d. Note: Lest anyone think I am completely insensitive to the historical plight of the French peasantry under the Ancien Régime, I am not. I am suggesting that there were other ways the grievances of the people could have been redressed that need not have demolished French society or resulted in guillotines on the Champs-Élysées. I am also suggesting that the King, Church, and aristocracy might have learned the British lessons about accommodating the will and needs of the people before the situation became that desperate.
8. In their second "Conclusions and Explorative Issues," the authors state, "Since the psychological rule-breaking process underlying illegality and creativity is the same, it is therefore needed to pay attention to other criteria when defining both illegality and creativity." I would submit, based on my points 1-3 above, that the authors have not made their case on this argument conclusive.
9. In the authors' point 9, they state that "The judicial branch is also considered a moral tribunal because this branch sometimes creates laws through production of jurisprudence." This might, in fact, be the case, but that was not (in my view) the intention of the American Founders, nor is it necessarily a given in most justice systems: courts of law are there to adjudicate situations where the law is unclear; not to write new law, as has become the custom in American federal courts in the XXth and XXIst centuries.
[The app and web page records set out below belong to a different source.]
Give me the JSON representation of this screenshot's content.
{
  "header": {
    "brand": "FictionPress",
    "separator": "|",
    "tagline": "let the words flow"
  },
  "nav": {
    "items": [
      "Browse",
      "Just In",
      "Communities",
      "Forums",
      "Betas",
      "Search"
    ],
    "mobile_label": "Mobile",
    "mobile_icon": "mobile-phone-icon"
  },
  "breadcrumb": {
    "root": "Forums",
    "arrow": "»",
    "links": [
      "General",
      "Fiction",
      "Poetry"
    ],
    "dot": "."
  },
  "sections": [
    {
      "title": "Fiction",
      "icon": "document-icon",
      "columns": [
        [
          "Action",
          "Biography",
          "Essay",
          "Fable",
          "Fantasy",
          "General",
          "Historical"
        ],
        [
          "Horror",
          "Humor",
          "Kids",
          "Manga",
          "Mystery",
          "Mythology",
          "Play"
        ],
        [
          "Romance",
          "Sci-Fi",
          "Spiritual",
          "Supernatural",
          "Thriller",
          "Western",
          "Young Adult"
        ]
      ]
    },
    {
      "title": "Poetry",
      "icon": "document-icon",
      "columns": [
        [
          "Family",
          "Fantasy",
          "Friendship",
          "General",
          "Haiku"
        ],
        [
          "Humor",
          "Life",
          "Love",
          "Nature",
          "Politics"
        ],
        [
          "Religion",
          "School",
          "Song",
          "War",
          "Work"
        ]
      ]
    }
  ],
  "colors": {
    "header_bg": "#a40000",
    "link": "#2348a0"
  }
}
Be that as it may, their point is regrettably true, as moral and legal matters are now settled in the courts rather than in the legislatures, where the true will of the voters might better be expressed.
10. In the authors' point 10, they state that "Pointing out that both criminals and creative people have a similar psychological process does not mean that criminals should be rewarded or that creative people should be punished." Good.
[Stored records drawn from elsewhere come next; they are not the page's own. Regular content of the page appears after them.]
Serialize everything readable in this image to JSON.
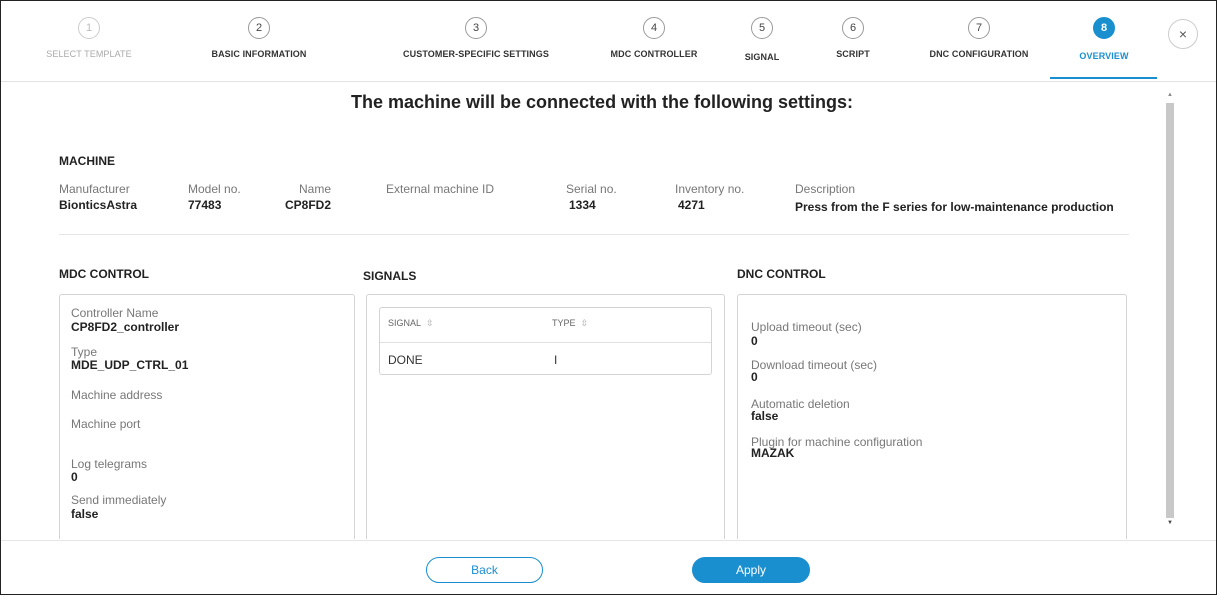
{
  "wizard": {
    "steps": [
      {
        "number": "1",
        "label": "SELECT TEMPLATE"
      },
      {
        "number": "2",
        "label": "BASIC INFORMATION"
      },
      {
        "number": "3",
        "label": "CUSTOMER-SPECIFIC SETTINGS"
      },
      {
        "number": "4",
        "label": "MDC CONTROLLER"
      },
      {
        "number": "5",
        "label": "SIGNAL"
      },
      {
        "number": "6",
        "label": "SCRIPT"
      },
      {
        "number": "7",
        "label": "DNC CONFIGURATION"
      },
      {
        "number": "8",
        "label": "OVERVIEW"
      }
    ],
    "active_step": 8,
    "close_icon": "×",
    "accent_color": "#1a8fd0"
  },
  "page": {
    "title": "The machine will be connected with the following settings:"
  },
  "machine": {
    "heading": "MACHINE",
    "fields": [
      {
        "label": "Manufacturer",
        "value": "BionticsAstra"
      },
      {
        "label": "Model no.",
        "value": "77483"
      },
      {
        "label": "Name",
        "value": "CP8FD2"
      },
      {
        "label": "External machine ID",
        "value": ""
      },
      {
        "label": "Serial no.",
        "value": "1334"
      },
      {
        "label": "Inventory no.",
        "value": "4271"
      },
      {
        "label": "Description",
        "value": "Press from the F series for low-maintenance production"
      }
    ]
  },
  "mdc": {
    "heading": "MDC CONTROL",
    "fields": [
      {
        "label": "Controller Name",
        "value": "CP8FD2_controller"
      },
      {
        "label": "Type",
        "value": "MDE_UDP_CTRL_01"
      },
      {
        "label": "Machine address",
        "value": ""
      },
      {
        "label": "Machine port",
        "value": ""
      },
      {
        "label": "Log telegrams",
        "value": "0"
      },
      {
        "label": "Send immediately",
        "value": "false"
      }
    ]
  },
  "signals": {
    "heading": "SIGNALS",
    "columns": [
      "SIGNAL",
      "TYPE"
    ],
    "sort_icon": "⇳",
    "rows": [
      {
        "signal": "DONE",
        "type": "I"
      }
    ]
  },
  "dnc": {
    "heading": "DNC CONTROL",
    "fields": [
      {
        "label": "Upload timeout (sec)",
        "value": "0"
      },
      {
        "label": "Download timeout (sec)",
        "value": "0"
      },
      {
        "label": "Automatic deletion",
        "value": "false"
      },
      {
        "label": "Plugin for machine configuration",
        "value": "MAZAK"
      }
    ]
  },
  "footer": {
    "back_label": "Back",
    "apply_label": "Apply"
  }
}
11. The authors conclude point 11 with "The longer of the time-scale use to evalue the rule-breaking process, the most accurate that evaluation will be." This seems to be saying that, "the longer your historical perspective, the more likely it is that your judgment of whether someone was creative or merely a law-breaker is correct. Science fiction writer Larry Niven would put this more succinctly: "Hindsight is 20/20."
12. The authors' point 12 explains how law-breaking is defined based on the legitimacy and correctness of the laws.
13. The authors' final point 13 states that "simulation and prospective analysis tools are required when evaluated the social effects of a law or an informal institution." I would restate this as "You need more than the laws themselves to determine whether they are both rightly executed and morally good." I would tend to agree.
But, but, but...I kept turning over in my head exactly what the point of this essay was. Were the authors trying to provide moral sanction to people fighting "creatively" against corrupt laws? Or, more disturbingly, were they trying to provide moral justification to people who are trying to "be creative" or "change the rules" (a more modest phrase) in societies the authors find "co-opted" somehow--and let "history" decide if they'd made the right/moral choice?
I asked questions like this partially because at least one of their sources (Law and the Rise of Capitalism) is written by a Marxist scholar, and Marxists have a rather creative view of what they consider a "legitimate" government. And partially I questioned their thesis because they seemed to be unnecessarily (and somewhat inaccurately) blurring the definitions of "creativity," "paradigm shifting," lawbreaking, and political revolution to the point where someone subverting a government that others see as legitimate might come across to readers of this document as merely a creative rule-breaker, if you're willing to wait around a couple of centuries to see the end result.
Anyhow, these are the sorts of thoughts that wander through my mind when I'm confronted by murky philosophy--or clear philosophy with murky results. Philosophy matters, so I took the time for this dissection. Make of it what you will.